WHAT YOU ARE ASKED TO DO
Whenever a line in the listing contains "label", copy that line.

EXCERPTED RECORDS

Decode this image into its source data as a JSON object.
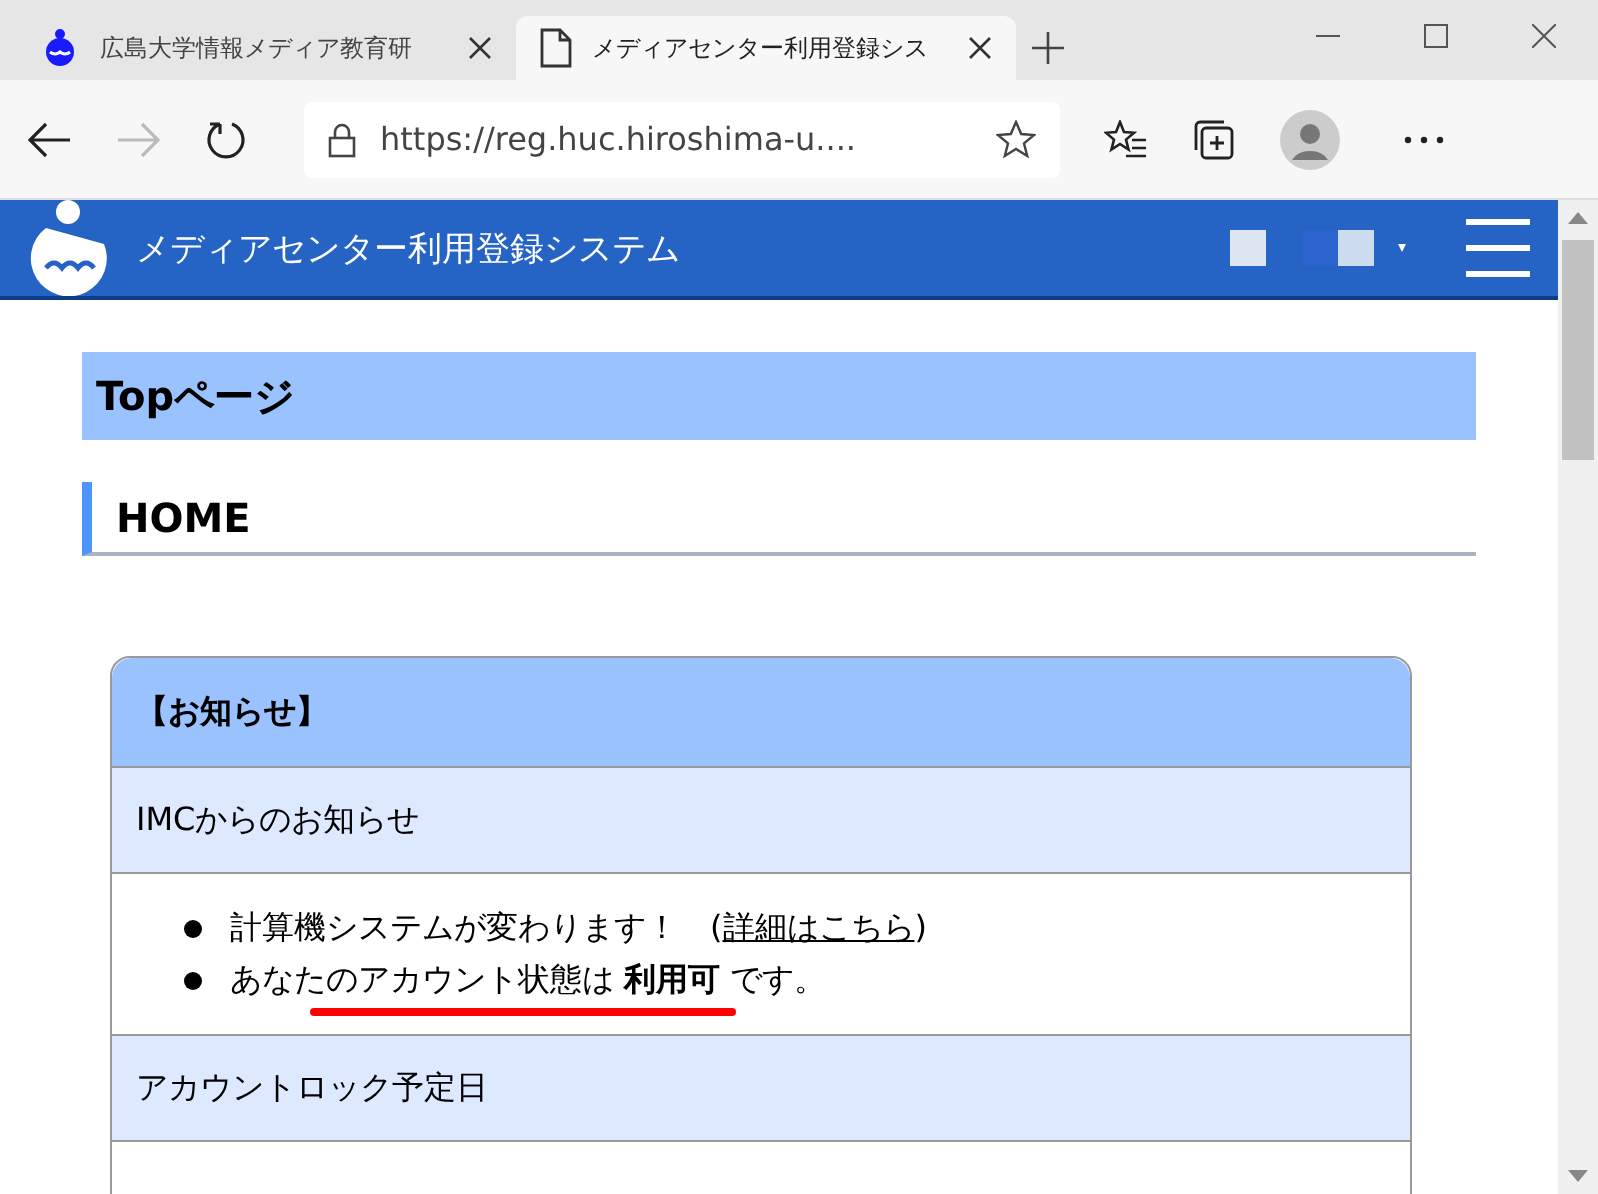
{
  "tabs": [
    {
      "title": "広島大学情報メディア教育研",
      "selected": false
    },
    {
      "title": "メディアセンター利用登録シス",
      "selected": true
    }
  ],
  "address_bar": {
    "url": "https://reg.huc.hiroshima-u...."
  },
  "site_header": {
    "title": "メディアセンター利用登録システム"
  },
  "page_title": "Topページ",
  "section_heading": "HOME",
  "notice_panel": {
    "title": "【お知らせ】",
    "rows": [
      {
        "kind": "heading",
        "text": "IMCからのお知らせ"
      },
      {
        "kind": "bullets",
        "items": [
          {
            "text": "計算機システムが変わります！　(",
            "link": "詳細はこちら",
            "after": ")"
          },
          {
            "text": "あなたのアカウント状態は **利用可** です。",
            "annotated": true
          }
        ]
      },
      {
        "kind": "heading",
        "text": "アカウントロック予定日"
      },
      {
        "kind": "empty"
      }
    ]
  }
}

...

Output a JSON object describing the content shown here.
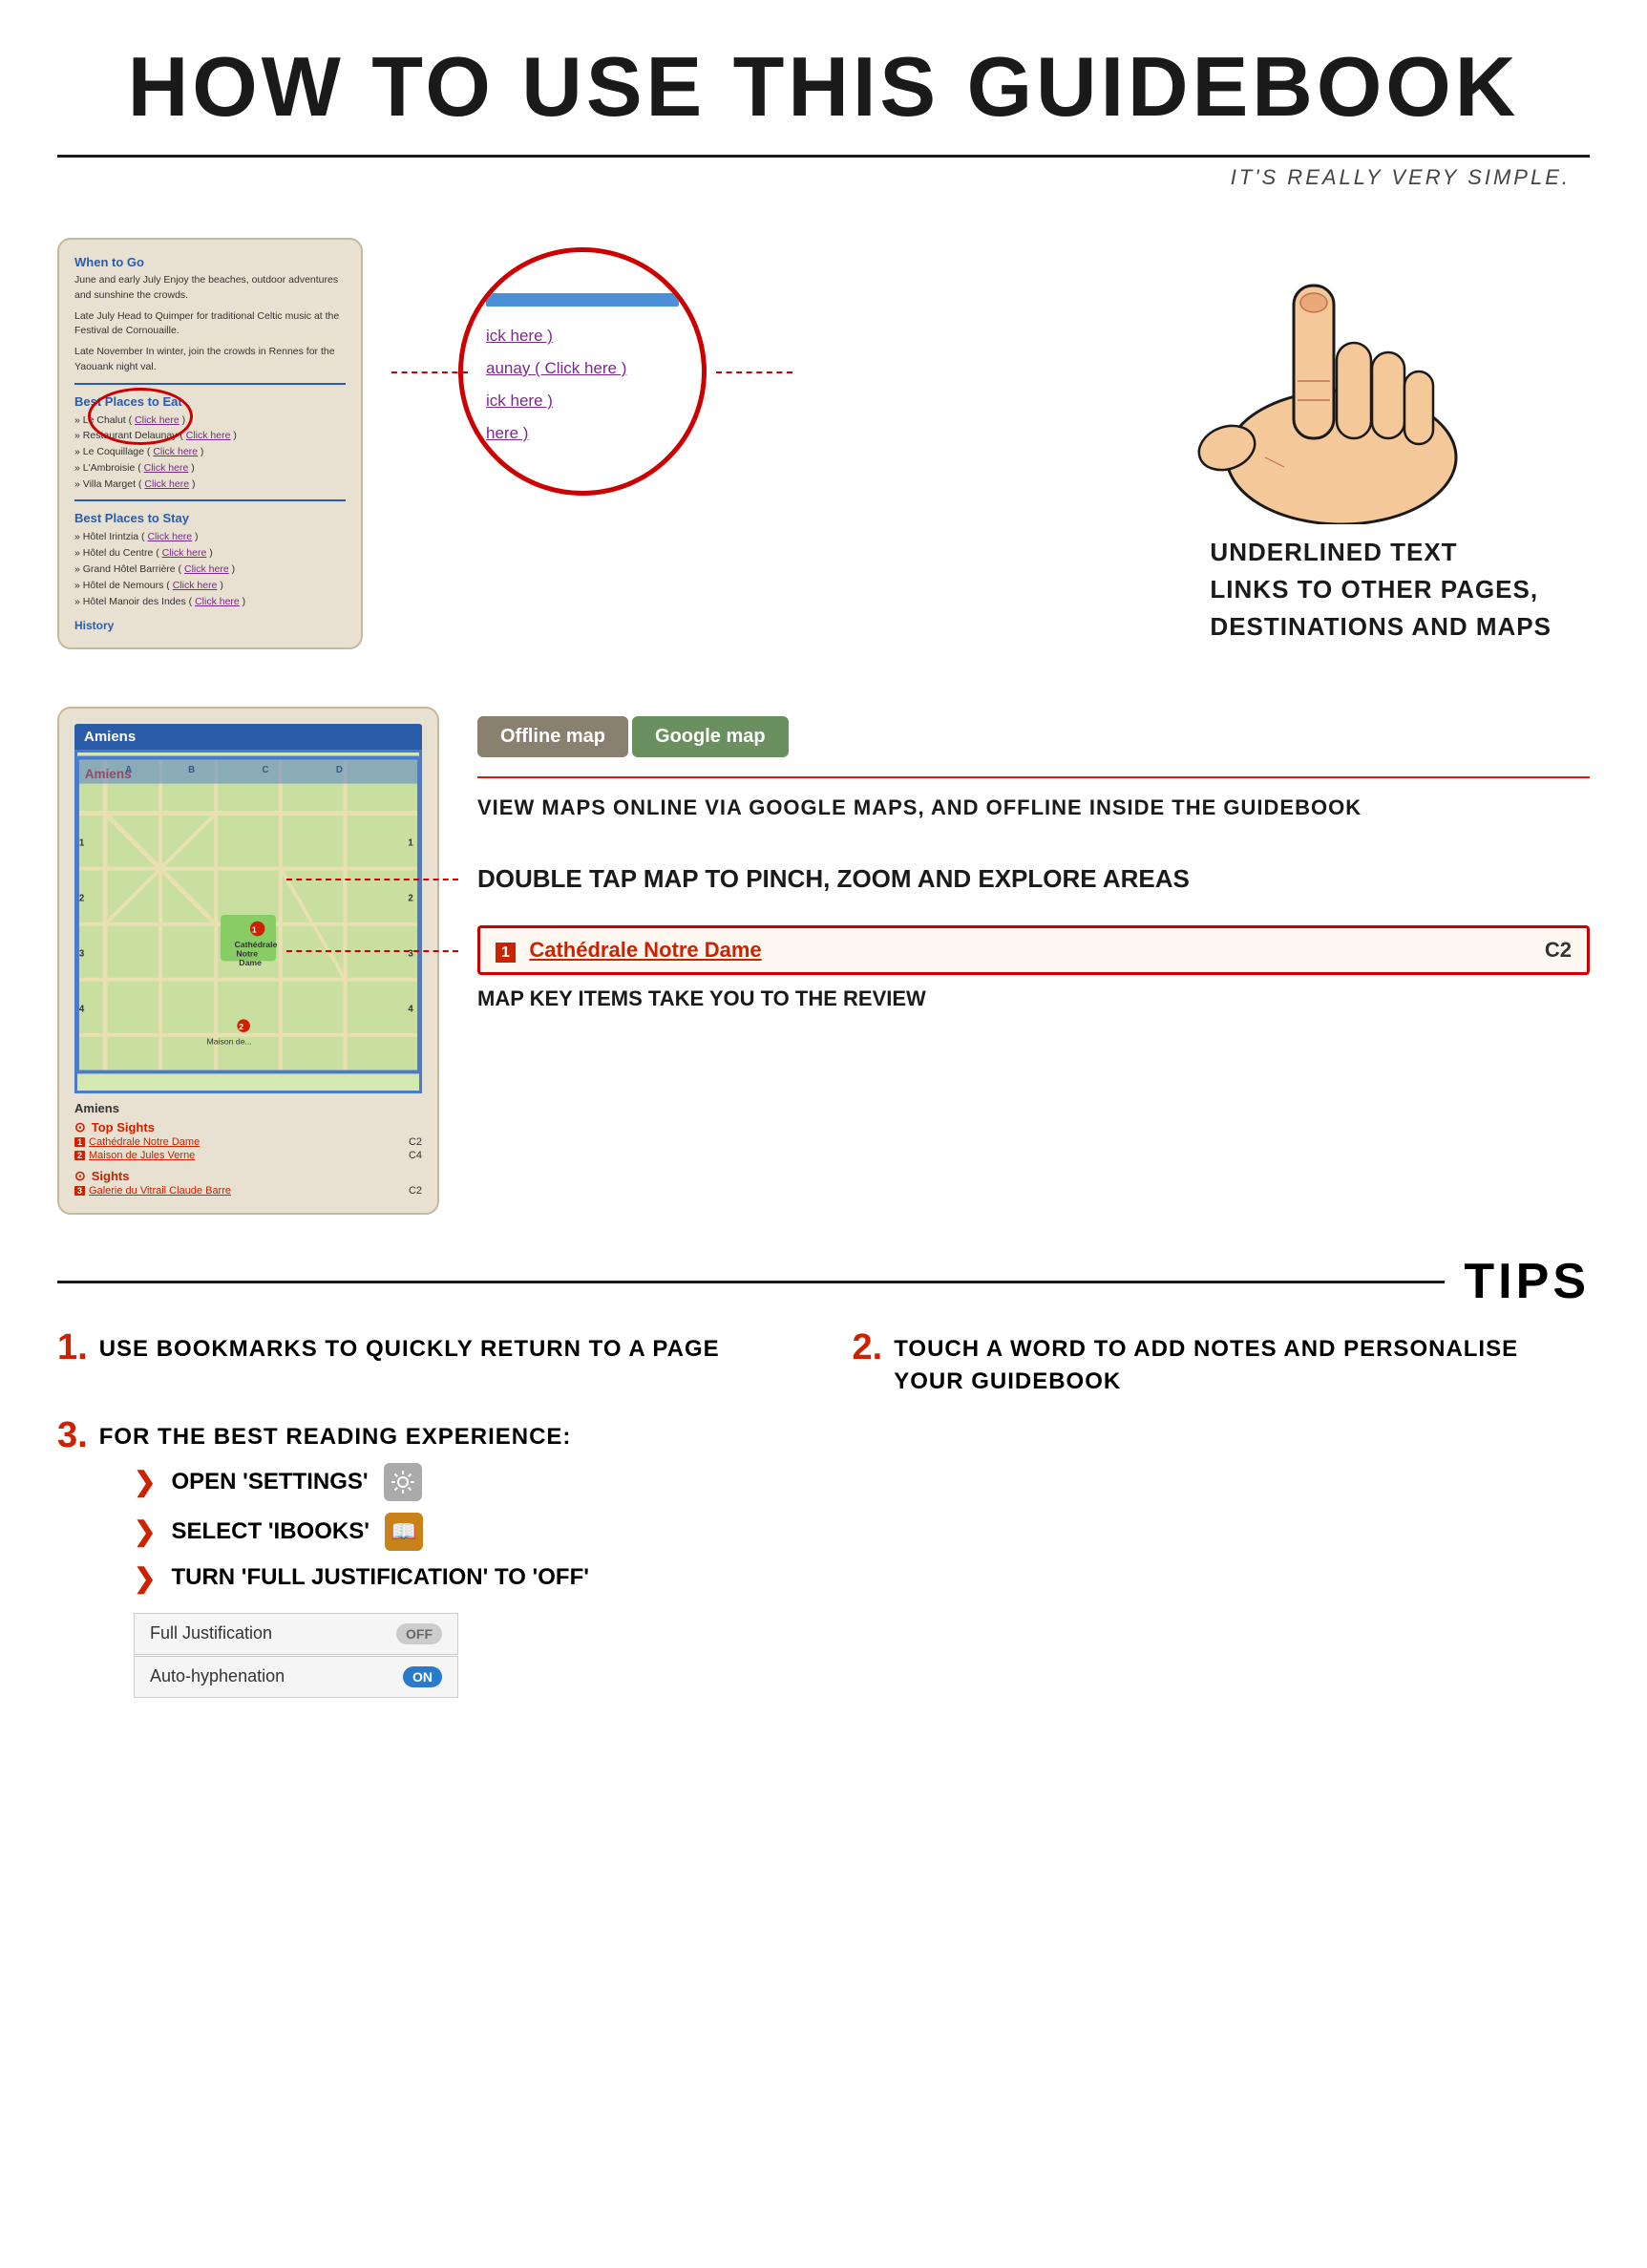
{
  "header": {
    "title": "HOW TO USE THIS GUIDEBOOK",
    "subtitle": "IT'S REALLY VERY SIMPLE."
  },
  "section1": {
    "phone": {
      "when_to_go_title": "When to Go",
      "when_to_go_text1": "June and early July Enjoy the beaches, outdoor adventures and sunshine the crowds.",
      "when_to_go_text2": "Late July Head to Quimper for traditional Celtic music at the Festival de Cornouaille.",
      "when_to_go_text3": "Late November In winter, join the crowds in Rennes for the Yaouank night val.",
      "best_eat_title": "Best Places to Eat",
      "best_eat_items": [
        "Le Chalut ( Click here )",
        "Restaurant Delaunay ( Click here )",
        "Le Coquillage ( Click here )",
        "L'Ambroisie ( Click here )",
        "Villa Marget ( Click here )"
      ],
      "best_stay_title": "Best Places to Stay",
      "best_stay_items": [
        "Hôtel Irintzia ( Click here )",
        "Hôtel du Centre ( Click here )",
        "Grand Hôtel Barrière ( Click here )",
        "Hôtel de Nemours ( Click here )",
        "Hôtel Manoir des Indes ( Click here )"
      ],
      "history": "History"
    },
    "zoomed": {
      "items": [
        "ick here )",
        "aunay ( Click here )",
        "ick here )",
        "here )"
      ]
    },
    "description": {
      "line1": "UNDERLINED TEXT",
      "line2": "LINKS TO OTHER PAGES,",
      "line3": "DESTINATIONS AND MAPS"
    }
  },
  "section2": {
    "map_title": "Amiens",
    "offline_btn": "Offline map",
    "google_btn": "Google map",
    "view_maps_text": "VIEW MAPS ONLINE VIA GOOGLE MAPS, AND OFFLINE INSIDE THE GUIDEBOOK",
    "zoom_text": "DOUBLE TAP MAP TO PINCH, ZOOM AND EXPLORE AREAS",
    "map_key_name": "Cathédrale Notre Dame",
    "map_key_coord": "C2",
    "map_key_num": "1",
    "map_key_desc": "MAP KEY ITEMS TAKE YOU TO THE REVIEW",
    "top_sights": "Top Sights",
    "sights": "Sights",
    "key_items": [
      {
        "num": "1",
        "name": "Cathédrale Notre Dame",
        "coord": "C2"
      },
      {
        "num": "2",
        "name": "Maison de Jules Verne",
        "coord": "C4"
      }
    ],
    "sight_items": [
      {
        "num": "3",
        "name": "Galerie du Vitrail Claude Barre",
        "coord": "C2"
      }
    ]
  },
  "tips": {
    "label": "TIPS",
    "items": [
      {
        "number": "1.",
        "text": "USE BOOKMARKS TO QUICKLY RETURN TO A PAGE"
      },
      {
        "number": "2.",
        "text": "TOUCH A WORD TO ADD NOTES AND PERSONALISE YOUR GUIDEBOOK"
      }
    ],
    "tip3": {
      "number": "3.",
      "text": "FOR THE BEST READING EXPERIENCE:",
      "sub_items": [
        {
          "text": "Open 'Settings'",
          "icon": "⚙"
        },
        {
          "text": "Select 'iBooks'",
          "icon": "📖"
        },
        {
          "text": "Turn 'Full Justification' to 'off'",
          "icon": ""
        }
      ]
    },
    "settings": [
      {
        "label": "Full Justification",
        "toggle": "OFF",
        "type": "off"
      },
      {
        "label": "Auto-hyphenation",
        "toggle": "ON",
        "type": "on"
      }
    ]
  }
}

SOLUTION TO THIS TASK
    "label": "TIPS",
        "label": "Full Justification",
        "label": "Auto-hyphenation",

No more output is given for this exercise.